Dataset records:
□ □ □ □

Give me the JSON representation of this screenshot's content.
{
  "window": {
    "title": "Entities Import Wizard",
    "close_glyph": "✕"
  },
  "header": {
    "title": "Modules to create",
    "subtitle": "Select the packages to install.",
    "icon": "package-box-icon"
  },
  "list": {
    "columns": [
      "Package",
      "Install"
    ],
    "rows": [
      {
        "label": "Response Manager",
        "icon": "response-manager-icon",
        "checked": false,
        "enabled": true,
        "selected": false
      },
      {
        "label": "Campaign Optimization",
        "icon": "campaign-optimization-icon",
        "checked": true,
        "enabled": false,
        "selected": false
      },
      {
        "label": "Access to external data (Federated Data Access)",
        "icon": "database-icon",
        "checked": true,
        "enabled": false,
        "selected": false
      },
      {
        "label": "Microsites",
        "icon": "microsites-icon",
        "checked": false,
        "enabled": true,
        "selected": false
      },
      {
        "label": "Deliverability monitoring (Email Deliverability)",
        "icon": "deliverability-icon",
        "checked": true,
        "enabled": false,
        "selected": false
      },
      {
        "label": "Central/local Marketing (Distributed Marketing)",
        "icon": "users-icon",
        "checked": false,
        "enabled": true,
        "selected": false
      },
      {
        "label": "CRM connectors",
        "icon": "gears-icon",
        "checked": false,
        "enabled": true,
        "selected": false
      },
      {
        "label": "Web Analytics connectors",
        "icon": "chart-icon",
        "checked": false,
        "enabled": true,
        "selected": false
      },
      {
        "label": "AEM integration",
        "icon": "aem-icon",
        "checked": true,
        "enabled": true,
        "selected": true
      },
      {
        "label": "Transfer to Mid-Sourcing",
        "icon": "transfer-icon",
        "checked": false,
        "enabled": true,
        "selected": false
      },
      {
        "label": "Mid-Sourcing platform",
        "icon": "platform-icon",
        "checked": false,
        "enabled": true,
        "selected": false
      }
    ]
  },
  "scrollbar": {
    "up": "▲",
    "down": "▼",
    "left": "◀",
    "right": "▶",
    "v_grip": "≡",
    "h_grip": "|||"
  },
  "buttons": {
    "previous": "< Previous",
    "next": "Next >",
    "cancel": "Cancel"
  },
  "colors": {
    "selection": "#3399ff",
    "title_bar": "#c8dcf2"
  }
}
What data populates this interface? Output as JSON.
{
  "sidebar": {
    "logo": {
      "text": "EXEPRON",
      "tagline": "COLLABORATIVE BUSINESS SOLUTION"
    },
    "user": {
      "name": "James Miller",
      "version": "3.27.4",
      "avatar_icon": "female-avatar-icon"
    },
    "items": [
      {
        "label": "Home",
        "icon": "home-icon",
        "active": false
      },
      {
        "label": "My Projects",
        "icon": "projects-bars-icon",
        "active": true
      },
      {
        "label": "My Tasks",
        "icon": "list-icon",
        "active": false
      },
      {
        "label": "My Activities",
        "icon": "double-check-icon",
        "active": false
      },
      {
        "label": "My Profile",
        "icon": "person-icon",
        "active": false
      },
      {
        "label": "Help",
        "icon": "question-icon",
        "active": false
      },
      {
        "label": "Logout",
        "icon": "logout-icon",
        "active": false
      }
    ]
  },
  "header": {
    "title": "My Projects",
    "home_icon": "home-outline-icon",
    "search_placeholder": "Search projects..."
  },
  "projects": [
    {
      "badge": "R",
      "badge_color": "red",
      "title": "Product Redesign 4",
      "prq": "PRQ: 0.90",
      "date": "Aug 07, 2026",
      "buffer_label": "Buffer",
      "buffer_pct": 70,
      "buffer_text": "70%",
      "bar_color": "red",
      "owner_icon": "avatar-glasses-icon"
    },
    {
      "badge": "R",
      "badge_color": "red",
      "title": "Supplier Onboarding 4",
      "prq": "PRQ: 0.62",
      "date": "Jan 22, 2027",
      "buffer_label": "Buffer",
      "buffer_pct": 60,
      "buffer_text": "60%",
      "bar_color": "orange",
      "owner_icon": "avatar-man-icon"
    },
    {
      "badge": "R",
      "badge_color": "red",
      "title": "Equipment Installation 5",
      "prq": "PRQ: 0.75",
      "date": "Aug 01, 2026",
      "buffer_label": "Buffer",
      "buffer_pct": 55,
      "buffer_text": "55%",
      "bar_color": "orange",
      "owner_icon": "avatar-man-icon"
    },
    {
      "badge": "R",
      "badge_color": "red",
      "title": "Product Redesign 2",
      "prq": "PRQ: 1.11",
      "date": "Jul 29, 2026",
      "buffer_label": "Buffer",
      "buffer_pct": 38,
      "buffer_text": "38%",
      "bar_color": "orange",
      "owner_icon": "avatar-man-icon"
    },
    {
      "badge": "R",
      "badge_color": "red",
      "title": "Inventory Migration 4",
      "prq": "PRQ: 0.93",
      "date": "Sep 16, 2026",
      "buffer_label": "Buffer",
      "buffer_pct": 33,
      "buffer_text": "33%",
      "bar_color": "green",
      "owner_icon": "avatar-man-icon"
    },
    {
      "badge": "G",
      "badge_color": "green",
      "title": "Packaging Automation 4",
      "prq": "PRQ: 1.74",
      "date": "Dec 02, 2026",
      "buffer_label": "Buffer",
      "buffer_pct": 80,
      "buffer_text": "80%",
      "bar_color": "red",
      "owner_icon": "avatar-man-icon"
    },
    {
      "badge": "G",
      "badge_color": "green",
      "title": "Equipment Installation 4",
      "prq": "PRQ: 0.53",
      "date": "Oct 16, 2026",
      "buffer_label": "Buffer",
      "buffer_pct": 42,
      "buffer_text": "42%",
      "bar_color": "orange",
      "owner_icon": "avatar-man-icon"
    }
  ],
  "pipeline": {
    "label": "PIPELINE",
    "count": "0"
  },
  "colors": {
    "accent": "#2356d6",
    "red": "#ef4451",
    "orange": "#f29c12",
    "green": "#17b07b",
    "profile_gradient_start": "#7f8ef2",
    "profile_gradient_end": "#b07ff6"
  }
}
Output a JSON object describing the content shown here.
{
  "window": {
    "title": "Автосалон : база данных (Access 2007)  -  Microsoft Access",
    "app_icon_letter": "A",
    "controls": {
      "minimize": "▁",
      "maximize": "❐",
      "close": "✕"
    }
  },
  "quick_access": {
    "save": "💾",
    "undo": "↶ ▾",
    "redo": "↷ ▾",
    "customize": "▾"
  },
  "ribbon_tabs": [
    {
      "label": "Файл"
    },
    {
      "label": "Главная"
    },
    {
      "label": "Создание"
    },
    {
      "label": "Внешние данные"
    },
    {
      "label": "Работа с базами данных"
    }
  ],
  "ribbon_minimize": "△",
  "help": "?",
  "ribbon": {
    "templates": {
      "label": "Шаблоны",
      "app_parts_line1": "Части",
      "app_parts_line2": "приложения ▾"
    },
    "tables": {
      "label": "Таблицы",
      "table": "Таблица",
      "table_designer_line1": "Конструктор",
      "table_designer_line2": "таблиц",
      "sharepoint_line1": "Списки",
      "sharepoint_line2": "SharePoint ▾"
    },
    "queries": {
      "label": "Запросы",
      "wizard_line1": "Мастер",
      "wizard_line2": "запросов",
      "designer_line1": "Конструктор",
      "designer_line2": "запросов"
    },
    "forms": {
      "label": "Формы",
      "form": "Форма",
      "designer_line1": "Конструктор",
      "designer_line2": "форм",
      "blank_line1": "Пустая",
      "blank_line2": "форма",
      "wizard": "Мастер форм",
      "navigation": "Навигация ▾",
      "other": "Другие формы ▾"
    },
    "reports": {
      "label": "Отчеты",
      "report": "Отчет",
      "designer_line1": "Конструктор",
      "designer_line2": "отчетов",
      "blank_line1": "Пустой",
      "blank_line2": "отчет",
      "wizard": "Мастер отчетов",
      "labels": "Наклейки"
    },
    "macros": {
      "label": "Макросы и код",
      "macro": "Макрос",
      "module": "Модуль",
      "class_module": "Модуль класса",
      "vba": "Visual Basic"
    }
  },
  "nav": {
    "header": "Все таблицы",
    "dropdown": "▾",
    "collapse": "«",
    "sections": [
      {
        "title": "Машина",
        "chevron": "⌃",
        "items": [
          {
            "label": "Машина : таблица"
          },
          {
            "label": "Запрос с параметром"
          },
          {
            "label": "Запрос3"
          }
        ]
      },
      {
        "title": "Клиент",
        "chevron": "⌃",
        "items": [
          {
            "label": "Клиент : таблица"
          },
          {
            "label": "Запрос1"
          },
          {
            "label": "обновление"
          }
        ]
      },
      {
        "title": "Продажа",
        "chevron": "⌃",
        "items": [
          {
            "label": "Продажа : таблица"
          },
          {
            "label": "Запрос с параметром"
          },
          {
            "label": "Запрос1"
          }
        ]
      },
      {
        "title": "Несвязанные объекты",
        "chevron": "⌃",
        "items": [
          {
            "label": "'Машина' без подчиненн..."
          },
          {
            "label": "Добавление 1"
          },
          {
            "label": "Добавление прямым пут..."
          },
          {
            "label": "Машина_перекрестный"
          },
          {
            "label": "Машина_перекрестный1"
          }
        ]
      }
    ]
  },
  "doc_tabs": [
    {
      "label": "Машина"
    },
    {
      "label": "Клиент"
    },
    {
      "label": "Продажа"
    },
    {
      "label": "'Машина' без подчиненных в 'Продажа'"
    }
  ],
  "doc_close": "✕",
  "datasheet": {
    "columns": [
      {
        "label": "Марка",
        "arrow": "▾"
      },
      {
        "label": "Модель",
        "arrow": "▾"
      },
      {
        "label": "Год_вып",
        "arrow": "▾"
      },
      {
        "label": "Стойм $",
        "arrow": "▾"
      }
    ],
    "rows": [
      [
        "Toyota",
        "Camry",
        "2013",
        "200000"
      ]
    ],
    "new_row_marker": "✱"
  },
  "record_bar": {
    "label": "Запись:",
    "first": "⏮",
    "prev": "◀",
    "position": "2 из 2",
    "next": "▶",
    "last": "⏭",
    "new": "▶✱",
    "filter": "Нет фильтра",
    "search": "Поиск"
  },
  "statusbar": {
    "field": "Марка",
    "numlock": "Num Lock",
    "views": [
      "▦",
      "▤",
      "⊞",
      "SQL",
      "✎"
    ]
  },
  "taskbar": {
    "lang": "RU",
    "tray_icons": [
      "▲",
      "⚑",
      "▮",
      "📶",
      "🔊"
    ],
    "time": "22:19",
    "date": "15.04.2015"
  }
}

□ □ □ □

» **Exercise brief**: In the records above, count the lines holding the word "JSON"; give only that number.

» **Exercise response**: 3